categories: youth, minority and disabled.
Discrimination on the basis of race, sex, age, color, creed, national
origin, religion, ethnic identity, sexual orientation or economic
status in the conduct of the caucus is strictly prohibited. Challenges
to the delegate selection process can be filed with the Massachusetts
Democratic Party, 56 Roland Street, Suite 203, Boston, MA 02129 no
later than 10 days after the caucus date.
Ward 12 Democratic Committee to hold caucus
The Ward 12 Democratic Committee will hold its caucus to elect
delegates and alternates to the state Democratic Convention on
Saturday, Feb. 9, 2008, from 9 a.m. to noon.
Doors will close at 10 a.m. No one will be admitted after the doors are closed.
The caucus will be held at the Dudley Branch Public Library, 65 Warren
Street, Roxbury. All registered Democrats in Ward 12 are invited to
At the caucus, 14 delegates and two alternates will be elected. In
accordance with the state Democratic Party rules, delegates will be
equally divided between men and women. Anyone who is at least 18 years
of age and registered as a Massachusetts Democrat as of Dec. 31, 2007,
is welcome to attend the caucus and run for a delegate position.
Candidates must be present to be nominated for delegate or alternate,
and all nominees are allowed to make a one-minute speech.
For more information, e-mail the Ward 12 Committee at ward12committee@
Democrats to hold caucus for Ward 14
Registered Democrats in the Mattapan and North Dorchester areas of Ward
14 will be holding a caucus on Feb. 2, 2008. Registration will begin at
12:30 p.m. at the Harvard Street Neighborhood Health Center Building,
located at 895 Blue Hill Avenue in Dorchester. Chairperson Darryl Smith
will call the caucus to order at 1:30 p.m. Registration will remain
open until 1:15 p.m. The purpose of the caucus is to elect twenty (20)
delegates and three (3) alternates to the 2008 Massachusetts Democratic
Convention. Delegates will be divided equally between men and women.
The caucus is open to all registered Democrats in the Mattapan and
North Dorchester areas of Ward 14. Candidates for delegates and
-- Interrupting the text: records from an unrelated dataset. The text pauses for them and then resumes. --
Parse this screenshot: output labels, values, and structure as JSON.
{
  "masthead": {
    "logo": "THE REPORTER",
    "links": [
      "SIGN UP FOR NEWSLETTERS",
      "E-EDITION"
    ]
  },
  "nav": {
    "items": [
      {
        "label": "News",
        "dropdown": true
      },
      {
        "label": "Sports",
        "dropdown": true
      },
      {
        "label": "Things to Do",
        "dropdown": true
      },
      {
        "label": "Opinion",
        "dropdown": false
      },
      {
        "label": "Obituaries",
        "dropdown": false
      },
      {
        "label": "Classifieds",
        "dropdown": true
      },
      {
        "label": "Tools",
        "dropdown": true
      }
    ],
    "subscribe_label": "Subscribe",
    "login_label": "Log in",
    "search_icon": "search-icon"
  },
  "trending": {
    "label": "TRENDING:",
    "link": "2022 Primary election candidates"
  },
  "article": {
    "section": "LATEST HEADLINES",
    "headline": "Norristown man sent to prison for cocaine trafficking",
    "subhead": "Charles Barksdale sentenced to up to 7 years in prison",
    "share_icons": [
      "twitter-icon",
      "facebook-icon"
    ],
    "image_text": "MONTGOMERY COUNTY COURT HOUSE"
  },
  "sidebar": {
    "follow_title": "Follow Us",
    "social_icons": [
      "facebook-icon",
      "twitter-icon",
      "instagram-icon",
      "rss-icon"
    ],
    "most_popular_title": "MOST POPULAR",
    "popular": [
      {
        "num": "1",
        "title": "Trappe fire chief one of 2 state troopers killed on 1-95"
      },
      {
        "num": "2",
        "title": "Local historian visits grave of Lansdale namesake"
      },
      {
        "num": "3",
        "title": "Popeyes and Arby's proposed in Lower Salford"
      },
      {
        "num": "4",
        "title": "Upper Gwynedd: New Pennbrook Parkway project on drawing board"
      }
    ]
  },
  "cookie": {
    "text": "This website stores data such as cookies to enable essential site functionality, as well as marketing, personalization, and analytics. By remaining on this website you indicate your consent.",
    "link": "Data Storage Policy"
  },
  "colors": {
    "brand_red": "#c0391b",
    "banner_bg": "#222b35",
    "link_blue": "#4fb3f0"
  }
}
alternates must consent to nomination in writing and must be present at
the caucus. All ballots will be written and secret. Those not elected
as delegates and alternates who meet the qualification may apply to be
add-on delegates in the following categories: youth, minority and
Democrats to hold caucus in Ward 18
Registered Democrats in Ward 18 will be holding a caucus at the Hyde
Park Police Station at 1249 Hyde Park Avenue, Cleary Square, Hyde Park
on Feb. 2, 2008, at 10 a.m. The purpose of the caucus is to elect 43
delegates and five alternates to the 2008 Massachusetts Democratic
Convention. Delegates will be divided equally between men and women.
Ample parking is available in the City of Boston Municipal Lot across
the street from the police station. The caucus will be held in the
Community Room in the basement level and should be accessed via the
door at the rear of the building.
The caucus is open to all registered Democrats in Ward 18.
For caucus information, please contact chair Jim Gillooly at 617-361-2594.